Foundational Education

If you plan to pursue specialized nursing roles, such as nurse practitioner, clinical nurse specialist or nurse anesthetist, a BSN is a prerequisite for the MSN required for these jobs. BSN programs also emphasize continuous learning, a must for growing your career.

Networking Opportunities

BSN programs help students connect with peers, faculty, and healthcare professionals, creating a valuable support network. You may find a mentor, a role model who can guide your professional development. You may also learn about potential job openings through word-of-mouth referrals while cultivating personal and professional recommendations.

Research Opportunities

Nursing research is among the topics that associate degree programs don’t address in-depth. BSN education, however, introduces you to research concepts. You’ll be better equipped to establish studies, evaluate research findings, and collaborate with academic professionals. Having a BSN qualifies you for jobs as a research or clinical trial coordinator.

Leadership Development 

BSN programs make the most of your leadership abilities, cultivating critical skills through classroom education, clinical experiences, and self-reflection. You’ll be encouraged to build on your strengths, identify your weaknesses and develop the self-awareness required of leaders. No degree guarantees you a leadership position, but earning a BSN puts you in the best position to move up the career ladder.

Final Thoughts

All RNs have the same professional license. They work side-by-side in the same facilitates doing similar tasks. But with knowledge that only BSN programs can provide, only bachelor’s-educated nurses have an inside track to professional growth. Every accomplishment in nursing begins with the decision to learn.

RN to BSN Program

The RN to Bachelor of Science in Nursing/RN-BSN program provides professionals currently licensed as registered nurses the flexibility of online study to build upon the knowledge gained through previous training and education. The RN to BSN program assists college students with developing the core knowledge and skills needed to provide patient-centered care and to work collaboratively with other professionals in the field.

*While Gwinnett Institute provides test preparation and review assistance to college students, it cannot guarantee any college student will be able to take or pass any type of licensure exam. College students must be mindful throughout their entire training program that licensure is a prerequisite for employment as a nurse and to diligently prepare themselves to meet this important requirement.

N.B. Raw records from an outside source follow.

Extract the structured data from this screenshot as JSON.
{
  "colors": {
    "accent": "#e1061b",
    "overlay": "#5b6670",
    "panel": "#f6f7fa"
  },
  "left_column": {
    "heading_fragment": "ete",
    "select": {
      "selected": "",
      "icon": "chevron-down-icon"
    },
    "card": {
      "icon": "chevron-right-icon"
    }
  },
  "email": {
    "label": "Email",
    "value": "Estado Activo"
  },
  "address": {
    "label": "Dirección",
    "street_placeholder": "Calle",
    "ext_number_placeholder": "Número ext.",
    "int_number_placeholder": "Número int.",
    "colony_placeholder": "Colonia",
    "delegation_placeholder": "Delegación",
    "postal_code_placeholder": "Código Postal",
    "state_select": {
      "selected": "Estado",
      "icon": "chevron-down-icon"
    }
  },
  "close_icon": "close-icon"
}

Contact us today to learn more about becoming a bachelor’s degree in Orlando at Gwinnett Institute.